Screenshot of fact sheet from DC's Child and Family Services Agency. Go to
for more information.

Read these CFSA resources to learn more about which types of reports are eligible for expungement and see frequently asked questions:

How do I know if I have reports on the Register?

To find out if your name is on the Register, you can submit a CPR “self-check” application to CFSA here: htps://

If you believe you should not be on the Register, you can contact or call (202) 442-6100.

I have multiple reports on the Register. Will CFSA expunge all of them?

It depends. Not all reports are eligible. If you have multiple reports on the Register, some reports could be expunged even though other reports might not qualify.

Why is it important to have a way to be removed from the Child Protection Register?

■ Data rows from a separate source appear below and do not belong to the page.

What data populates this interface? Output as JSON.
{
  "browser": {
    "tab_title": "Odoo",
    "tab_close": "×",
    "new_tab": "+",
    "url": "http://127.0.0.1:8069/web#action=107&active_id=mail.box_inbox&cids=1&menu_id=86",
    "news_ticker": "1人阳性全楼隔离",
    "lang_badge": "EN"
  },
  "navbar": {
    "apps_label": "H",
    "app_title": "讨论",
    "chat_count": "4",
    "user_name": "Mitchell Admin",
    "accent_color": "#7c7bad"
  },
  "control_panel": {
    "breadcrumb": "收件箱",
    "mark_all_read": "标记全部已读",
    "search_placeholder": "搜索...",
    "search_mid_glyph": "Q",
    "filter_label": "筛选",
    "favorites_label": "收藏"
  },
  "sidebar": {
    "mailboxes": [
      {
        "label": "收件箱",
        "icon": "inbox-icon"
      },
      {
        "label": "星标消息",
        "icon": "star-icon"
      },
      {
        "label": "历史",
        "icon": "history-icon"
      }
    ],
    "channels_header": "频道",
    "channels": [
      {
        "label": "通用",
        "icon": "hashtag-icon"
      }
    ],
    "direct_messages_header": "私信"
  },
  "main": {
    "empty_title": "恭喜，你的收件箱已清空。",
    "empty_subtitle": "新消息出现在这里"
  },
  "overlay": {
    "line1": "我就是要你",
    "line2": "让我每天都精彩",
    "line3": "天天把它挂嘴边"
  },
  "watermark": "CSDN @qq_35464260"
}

Reports in the Child Protection Register cover a wide variety of circumstances, including those stemming from issues of neglect – such as inadequate supervision, poor housing conditions, missing too many days of school, and other situations that do not involve violence against children. These reports are not necessarily helpful in determining whether a person can safely care for children – especially when those reports are decades old.

Before the new law was enacted, placement on the Child Protection Register was permanent, resulting in lifetime barriers to employment and family stability – both of which directly impact the well-being of children and families in the District.

Individuals whose names are in the Register cannot have jobs involving close contact with children, including schools, out-of-school programming, and daycares. In addition to being sectors where the District is suffering serious workforce shortages, these are critical jobs and incomes that many families need access to in order to meet their children’s basic needs.

Additionally, having an old report in the Register can prevent someone from being able to serve as a caregiver or kin foster parent for members of their own family even though they are capable of doing so. This needlessly harms children and does not serve the interest of child safety.